--- RECORDS PROVIDED ---

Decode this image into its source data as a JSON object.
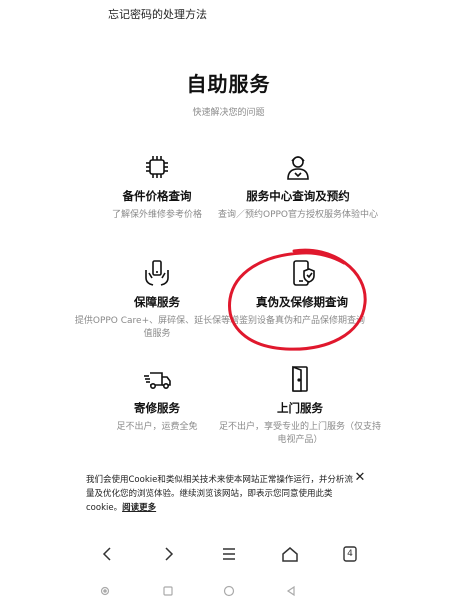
{
  "top_link": "忘记密码的处理方法",
  "page_title": "自助服务",
  "page_subtitle": "快速解决您的问题",
  "services": [
    {
      "name": "备件价格查询",
      "desc": "了解保外维修参考价格",
      "icon": "chip-icon"
    },
    {
      "name": "服务中心查询及预约",
      "desc": "查询／预约OPPO官方授权服务体验中心",
      "icon": "service-agent-icon"
    },
    {
      "name": "保障服务",
      "desc": "提供OPPO Care+、屏碎保、延长保等增值服务",
      "icon": "hands-phone-icon"
    },
    {
      "name": "真伪及保修期查询",
      "desc": "鉴别设备真伪和产品保修期查询",
      "icon": "phone-shield-icon"
    },
    {
      "name": "寄修服务",
      "desc": "足不出户，运费全免",
      "icon": "delivery-truck-icon"
    },
    {
      "name": "上门服务",
      "desc": "足不出户，享受专业的上门服务（仅支持电视产品）",
      "icon": "door-icon"
    }
  ],
  "cookie_notice": {
    "text": "我们会使用Cookie和类似相关技术来使本网站正常操作运行，并分析流量及优化您的浏览体验。继续浏览该网站，即表示您同意使用此类cookie。",
    "more_label": "阅读更多",
    "close_icon": "close-icon"
  },
  "browser_nav": {
    "tab_count": "4"
  },
  "annotation_color": "#e0182d"
}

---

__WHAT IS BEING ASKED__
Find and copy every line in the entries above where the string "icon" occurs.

__TASK RESPONSE__
      "icon": "chip-icon"
      "icon": "service-agent-icon"
      "icon": "hands-phone-icon"
      "icon": "phone-shield-icon"
      "icon": "delivery-truck-icon"
      "icon": "door-icon"
    "close_icon": "close-icon"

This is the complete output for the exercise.